    I’ve actually been thinking about this topic for a while now. Most of the time, being frugal and being green go together. If you’re frugal, you generally buy fewer items, you drive less often, you reduce, reuse and recycle. Because of this, your home is also generally less cluttered.

    But as I declutter my home, I find that the line between these areas becomes very fine. There are many things that I might need someday. It wouldn’t be frugal or good for the environment to have to buy them new all over again. But keeping these things around makes my home more cluttered. It also increases the possibility that I’ll forget I have these items and buy new ones anyway.

    I’m still finding a balance that works for me. But I would love any tips you have to share, because this is definitely an area that I struggle with.

    Persistent frugality

    So what got me thinking about persistence and frugality was a tube of moisturizer. I use a moisturizer recommended by my dermatologist called DML Forte. (Yes, that’s really what it’s called.) At $12.99 for four ounces at the medical building pharmacy, it’s more expensive than most over the counter moisturizers, but it’s worth every penny because it’s the only thing that keeps my rosacea in check.

    It comes in a rather hard, not very pliable tube, which makes it extremely difficult to push the dregs out (the way you can with toothpaste, for example). Last night, I was hitting the open tube into my palm to use gravity to force the last of the moisturizer out. After a couple of small dollops flew out, I was ready to give up, throw the tube out, and open up a new one. But then I thought about the cost per ounce and kept pounding.

    But I wondered:

    How hard do most people work to get the last of something out of a container?

    How many people actually think about the pennies they’re saving as they scrape the bottom of a jar or squish a tube?

    And is the manufacturer counting on people not being able to get the last half-ounce of moisturizer out, thereby maximizing their profits?

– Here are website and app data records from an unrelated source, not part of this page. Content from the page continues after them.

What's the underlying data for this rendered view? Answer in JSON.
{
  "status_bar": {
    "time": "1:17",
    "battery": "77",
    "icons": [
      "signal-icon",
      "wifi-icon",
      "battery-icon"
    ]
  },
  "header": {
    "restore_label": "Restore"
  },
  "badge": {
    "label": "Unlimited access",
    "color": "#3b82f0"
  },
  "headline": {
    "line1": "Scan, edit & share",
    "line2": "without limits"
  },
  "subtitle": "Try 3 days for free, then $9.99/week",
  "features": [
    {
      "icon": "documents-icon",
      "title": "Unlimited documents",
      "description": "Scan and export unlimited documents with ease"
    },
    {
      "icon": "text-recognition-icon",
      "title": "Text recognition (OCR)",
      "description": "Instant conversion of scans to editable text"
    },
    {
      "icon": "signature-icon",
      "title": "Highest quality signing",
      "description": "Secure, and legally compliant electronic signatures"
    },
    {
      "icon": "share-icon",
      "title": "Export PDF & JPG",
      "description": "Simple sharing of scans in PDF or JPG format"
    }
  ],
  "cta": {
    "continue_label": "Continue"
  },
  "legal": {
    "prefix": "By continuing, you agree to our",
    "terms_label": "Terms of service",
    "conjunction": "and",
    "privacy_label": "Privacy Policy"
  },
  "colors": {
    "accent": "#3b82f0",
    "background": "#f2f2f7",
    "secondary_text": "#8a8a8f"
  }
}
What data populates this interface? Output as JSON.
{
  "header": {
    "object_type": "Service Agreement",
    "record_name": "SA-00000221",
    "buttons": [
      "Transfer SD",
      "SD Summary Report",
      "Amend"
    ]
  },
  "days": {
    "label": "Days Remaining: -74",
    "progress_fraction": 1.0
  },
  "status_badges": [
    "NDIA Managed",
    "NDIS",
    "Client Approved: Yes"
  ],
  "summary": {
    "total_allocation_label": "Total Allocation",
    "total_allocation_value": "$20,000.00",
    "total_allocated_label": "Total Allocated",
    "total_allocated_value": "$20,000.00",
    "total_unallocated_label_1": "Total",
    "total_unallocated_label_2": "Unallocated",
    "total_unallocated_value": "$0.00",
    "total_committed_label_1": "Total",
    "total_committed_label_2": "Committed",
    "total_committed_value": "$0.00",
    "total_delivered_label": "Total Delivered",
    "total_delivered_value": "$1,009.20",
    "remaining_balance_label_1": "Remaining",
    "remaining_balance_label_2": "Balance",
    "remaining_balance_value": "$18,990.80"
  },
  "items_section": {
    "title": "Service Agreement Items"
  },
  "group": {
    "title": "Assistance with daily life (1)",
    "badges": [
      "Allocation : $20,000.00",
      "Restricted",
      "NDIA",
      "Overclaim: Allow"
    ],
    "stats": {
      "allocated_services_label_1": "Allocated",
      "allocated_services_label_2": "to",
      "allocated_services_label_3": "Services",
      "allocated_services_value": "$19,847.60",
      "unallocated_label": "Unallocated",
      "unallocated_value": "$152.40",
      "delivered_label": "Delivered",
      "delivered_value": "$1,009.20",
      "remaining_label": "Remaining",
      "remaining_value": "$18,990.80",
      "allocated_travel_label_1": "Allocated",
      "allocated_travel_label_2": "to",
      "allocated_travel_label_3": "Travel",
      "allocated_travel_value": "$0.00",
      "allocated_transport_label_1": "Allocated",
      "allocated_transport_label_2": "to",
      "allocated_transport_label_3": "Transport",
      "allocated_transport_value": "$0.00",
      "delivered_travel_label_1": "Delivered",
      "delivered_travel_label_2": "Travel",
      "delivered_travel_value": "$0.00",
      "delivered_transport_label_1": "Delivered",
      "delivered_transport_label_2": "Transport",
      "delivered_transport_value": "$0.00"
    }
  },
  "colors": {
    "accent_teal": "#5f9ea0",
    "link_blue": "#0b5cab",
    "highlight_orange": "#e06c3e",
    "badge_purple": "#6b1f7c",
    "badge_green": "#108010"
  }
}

    I have to admit that I’ll work hard to get the very last of something that’s not perishable, but when it comes to food, I rarely scrape a jar until it’s totally empty – I can’t help but feel that the residue just isn’t fresh!

    What about you?